By name, kangkong is a water-loving plant – water spinach or Water Convolvulus. Yet, I’ve been growing it in soil with reasonable results. Well, the only thing is, they need to be heavily watered every day, or else the plants start wilting fast.
It also doesn’t help that I chose to plant them in hanging recycled PET bottles. This means that they dry out faster and they’ve become root bound as well. (Note to self: next time I won’t put in drainage holes in the hanging bottles so they don’t lose water so fast – yes, next time!)
Anyway, I had one plant that had grown a very long stem. I was reluctant to cut it because it bore a lot of flowers, and they were just too pretty to not let bloom. The stem has since cut back on growth – probably because I don’t water the plant as much as it needs – and the stem became bare of leaves while roots tried to grow at the leaf nodes as the plant fought to propagate itself before it died completely.
This is one of the amazing things I love about plants – seeing the ways they strive to survive and reproduce themselves.
Finally faced with the ugly, long bare stem, I decided to cut it off. However, seeing the roots at the leaf nodes gave me an idea…
We have an outdoor fish tank that is covered with some plastic netting to keep the fish from jumping out and prevent birds from stealing the fish. Part of that netting began to droop, and when the water level is high, it is partly submerged. I decided to see if the water spinach would show me just how much it liked growing in water, and cut the very long stem into several pieces, placing them on top of the netting so that some of the root nodes were touching the water, and one test specimen directly on the water, under the netting, because I’d heard that the hollow stems help them to float. They do!
Within 2 days, the stems on the netting started growing lots of new, white roots that reached eagerly towards the water. Just as eagerly, the fish were below the netting, trying to nibble at them! However, the stems were protected, and soon some green shoots started popping up.
The floating stem drifted around and also started growing new roots, but not as fast as the others – perhaps because it didn’t receive as much direct sunlight, being under the netting. So far, though, it doesn’t seem to be eaten up by the the fish as I thought it would be.

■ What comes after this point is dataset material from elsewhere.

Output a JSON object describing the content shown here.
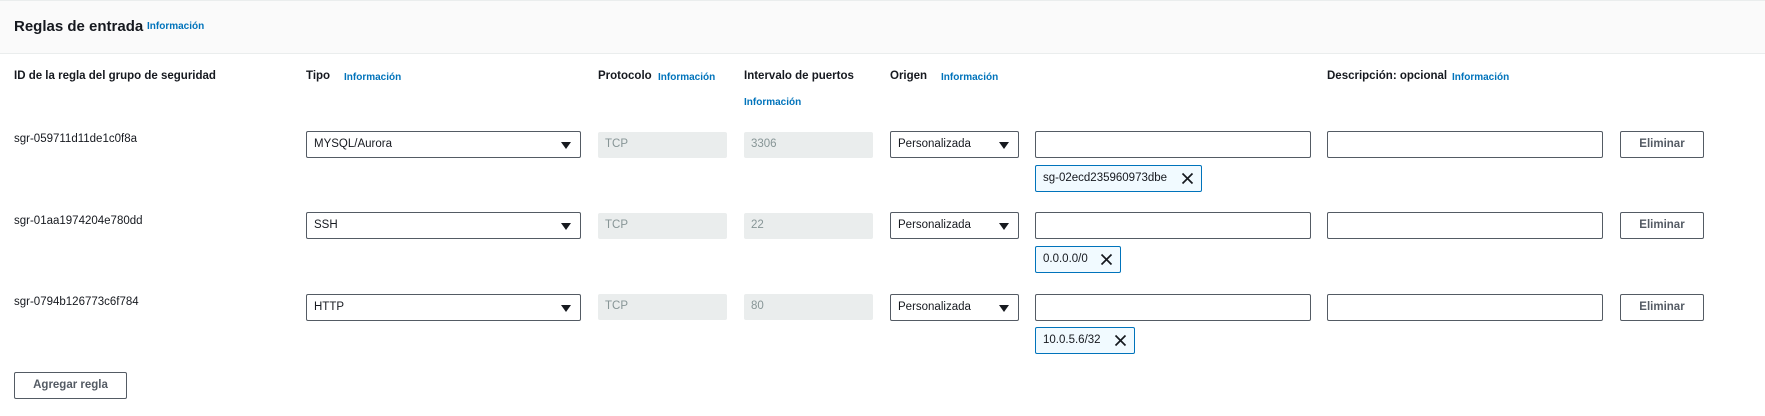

It will be interesting to see how the plants fare as time goes on. Will they get enough nutrients from the water as their potted counterparts? For obvious reasons, I can’t add fertilizer to the fish tank, so I hope the fish help out in this area, if you know what I mean… Let’s see how this spur of the moment experiment concludes!